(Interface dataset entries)
++++++++++
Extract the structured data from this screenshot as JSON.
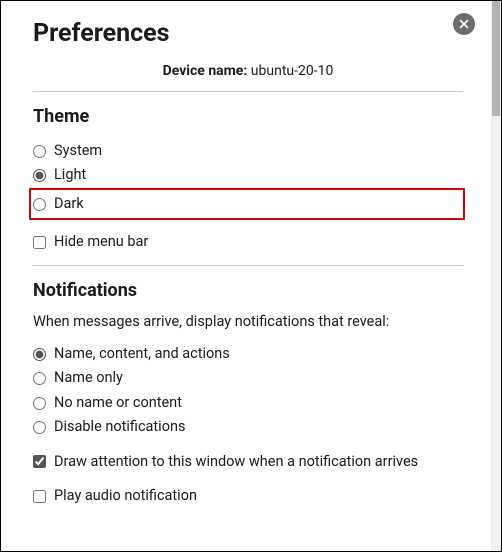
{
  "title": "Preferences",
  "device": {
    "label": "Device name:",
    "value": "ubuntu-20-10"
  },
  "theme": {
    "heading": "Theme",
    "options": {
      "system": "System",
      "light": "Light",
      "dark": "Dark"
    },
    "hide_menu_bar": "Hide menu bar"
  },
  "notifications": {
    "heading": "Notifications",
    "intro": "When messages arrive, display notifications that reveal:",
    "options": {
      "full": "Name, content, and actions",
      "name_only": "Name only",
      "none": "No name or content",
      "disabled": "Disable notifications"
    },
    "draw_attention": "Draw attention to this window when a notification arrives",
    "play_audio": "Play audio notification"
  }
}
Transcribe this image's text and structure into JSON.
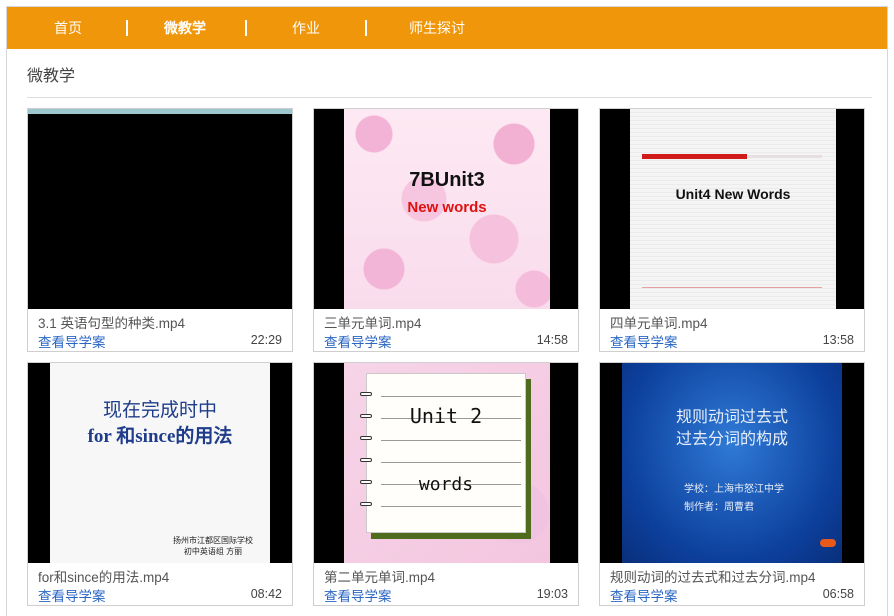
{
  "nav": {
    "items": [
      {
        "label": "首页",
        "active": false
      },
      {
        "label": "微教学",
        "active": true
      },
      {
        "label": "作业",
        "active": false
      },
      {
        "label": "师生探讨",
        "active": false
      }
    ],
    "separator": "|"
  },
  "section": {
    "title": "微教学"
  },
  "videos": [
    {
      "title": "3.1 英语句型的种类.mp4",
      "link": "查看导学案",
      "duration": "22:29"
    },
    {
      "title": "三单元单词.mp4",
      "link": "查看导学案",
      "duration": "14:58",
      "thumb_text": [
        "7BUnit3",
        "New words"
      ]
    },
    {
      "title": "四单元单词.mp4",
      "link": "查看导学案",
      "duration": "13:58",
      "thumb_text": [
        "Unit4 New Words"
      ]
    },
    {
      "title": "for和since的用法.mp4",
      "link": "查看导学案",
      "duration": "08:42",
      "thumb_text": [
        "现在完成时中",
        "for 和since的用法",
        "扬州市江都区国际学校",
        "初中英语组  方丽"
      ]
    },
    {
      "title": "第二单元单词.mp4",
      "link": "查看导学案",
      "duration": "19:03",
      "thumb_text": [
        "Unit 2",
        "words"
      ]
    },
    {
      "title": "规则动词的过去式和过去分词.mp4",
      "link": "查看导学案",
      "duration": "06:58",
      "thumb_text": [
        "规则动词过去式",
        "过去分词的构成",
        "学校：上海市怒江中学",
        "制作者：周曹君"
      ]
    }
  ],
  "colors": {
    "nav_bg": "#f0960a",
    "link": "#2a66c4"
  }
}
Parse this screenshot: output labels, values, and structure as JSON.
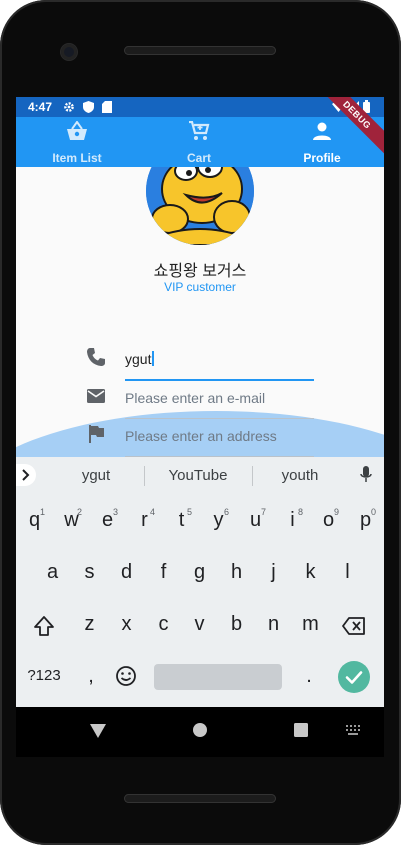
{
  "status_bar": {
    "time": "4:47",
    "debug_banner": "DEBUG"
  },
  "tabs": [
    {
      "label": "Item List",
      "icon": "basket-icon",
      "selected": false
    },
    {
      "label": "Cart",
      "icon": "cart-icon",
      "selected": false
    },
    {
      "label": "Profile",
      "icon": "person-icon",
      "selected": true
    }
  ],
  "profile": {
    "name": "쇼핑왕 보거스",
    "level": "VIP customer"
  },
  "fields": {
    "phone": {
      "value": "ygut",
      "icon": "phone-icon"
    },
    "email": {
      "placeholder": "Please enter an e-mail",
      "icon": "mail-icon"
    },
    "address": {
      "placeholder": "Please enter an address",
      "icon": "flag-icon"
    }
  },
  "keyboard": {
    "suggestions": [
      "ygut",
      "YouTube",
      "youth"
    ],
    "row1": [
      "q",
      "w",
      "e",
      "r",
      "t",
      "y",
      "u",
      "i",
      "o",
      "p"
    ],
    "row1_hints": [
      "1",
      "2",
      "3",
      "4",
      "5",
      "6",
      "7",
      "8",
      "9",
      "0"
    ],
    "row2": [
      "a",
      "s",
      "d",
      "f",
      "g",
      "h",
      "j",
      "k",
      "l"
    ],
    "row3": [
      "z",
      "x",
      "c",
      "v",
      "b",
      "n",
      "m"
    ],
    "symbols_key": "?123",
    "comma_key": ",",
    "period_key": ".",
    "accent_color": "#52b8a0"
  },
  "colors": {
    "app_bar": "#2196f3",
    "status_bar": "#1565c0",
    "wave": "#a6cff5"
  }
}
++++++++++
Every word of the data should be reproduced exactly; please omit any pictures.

Extract the structured data from this screenshot as JSON.
{
  "title": "Preferences",
  "device": {
    "label": "Device name:",
    "value": "ubuntu-20-10"
  },
  "theme": {
    "heading": "Theme",
    "options": {
      "system": "System",
      "light": "Light",
      "dark": "Dark"
    },
    "hide_menu_bar": "Hide menu bar"
  },
  "notifications": {
    "heading": "Notifications",
    "intro": "When messages arrive, display notifications that reveal:",
    "options": {
      "full": "Name, content, and actions",
      "name_only": "Name only",
      "none": "No name or content",
      "disabled": "Disable notifications"
    },
    "draw_attention": "Draw attention to this window when a notification arrives",
    "play_audio": "Play audio notification"
  }
}
Transcribe this image's text and structure into JSON.
{
  "nav": {
    "items": [
      {
        "label": "首页",
        "active": false
      },
      {
        "label": "微教学",
        "active": true
      },
      {
        "label": "作业",
        "active": false
      },
      {
        "label": "师生探讨",
        "active": false
      }
    ],
    "separator": "|"
  },
  "section": {
    "title": "微教学"
  },
  "videos": [
    {
      "title": "3.1 英语句型的种类.mp4",
      "link": "查看导学案",
      "duration": "22:29"
    },
    {
      "title": "三单元单词.mp4",
      "link": "查看导学案",
      "duration": "14:58",
      "thumb_text": [
        "7BUnit3",
        "New words"
      ]
    },
    {
      "title": "四单元单词.mp4",
      "link": "查看导学案",
      "duration": "13:58",
      "thumb_text": [
        "Unit4 New Words"
      ]
    },
    {
      "title": "for和since的用法.mp4",
      "link": "查看导学案",
      "duration": "08:42",
      "thumb_text": [
        "现在完成时中",
        "for 和since的用法",
        "扬州市江都区国际学校",
        "初中英语组  方丽"
      ]
    },
    {
      "title": "第二单元单词.mp4",
      "link": "查看导学案",
      "duration": "19:03",
      "thumb_text": [
        "Unit 2",
        "words"
      ]
    },
    {
      "title": "规则动词的过去式和过去分词.mp4",
      "link": "查看导学案",
      "duration": "06:58",
      "thumb_text": [
        "规则动词过去式",
        "过去分词的构成",
        "学校：上海市怒江中学",
        "制作者：周曹君"
      ]
    }
  ],
  "colors": {
    "nav_bg": "#f0960a",
    "link": "#2a66c4"
  }
}
Parse this screenshot: output labels, values, and structure as JSON.
{
  "status_bar": {
    "time": "4:47",
    "debug_banner": "DEBUG"
  },
  "tabs": [
    {
      "label": "Item List",
      "icon": "basket-icon",
      "selected": false
    },
    {
      "label": "Cart",
      "icon": "cart-icon",
      "selected": false
    },
    {
      "label": "Profile",
      "icon": "person-icon",
      "selected": true
    }
  ],
  "profile": {
    "name": "쇼핑왕 보거스",
    "level": "VIP customer"
  },
  "fields": {
    "phone": {
      "value": "ygut",
      "icon": "phone-icon"
    },
    "email": {
      "placeholder": "Please enter an e-mail",
      "icon": "mail-icon"
    },
    "address": {
      "placeholder": "Please enter an address",
      "icon": "flag-icon"
    }
  },
  "keyboard": {
    "suggestions": [
      "ygut",
      "YouTube",
      "youth"
    ],
    "row1": [
      "q",
      "w",
      "e",
      "r",
      "t",
      "y",
      "u",
      "i",
      "o",
      "p"
    ],
    "row1_hints": [
      "1",
      "2",
      "3",
      "4",
      "5",
      "6",
      "7",
      "8",
      "9",
      "0"
    ],
    "row2": [
      "a",
      "s",
      "d",
      "f",
      "g",
      "h",
      "j",
      "k",
      "l"
    ],
    "row3": [
      "z",
      "x",
      "c",
      "v",
      "b",
      "n",
      "m"
    ],
    "symbols_key": "?123",
    "comma_key": ",",
    "period_key": ".",
    "accent_color": "#52b8a0"
  },
  "colors": {
    "app_bar": "#2196f3",
    "status_bar": "#1565c0",
    "wave": "#a6cff5"
  }
}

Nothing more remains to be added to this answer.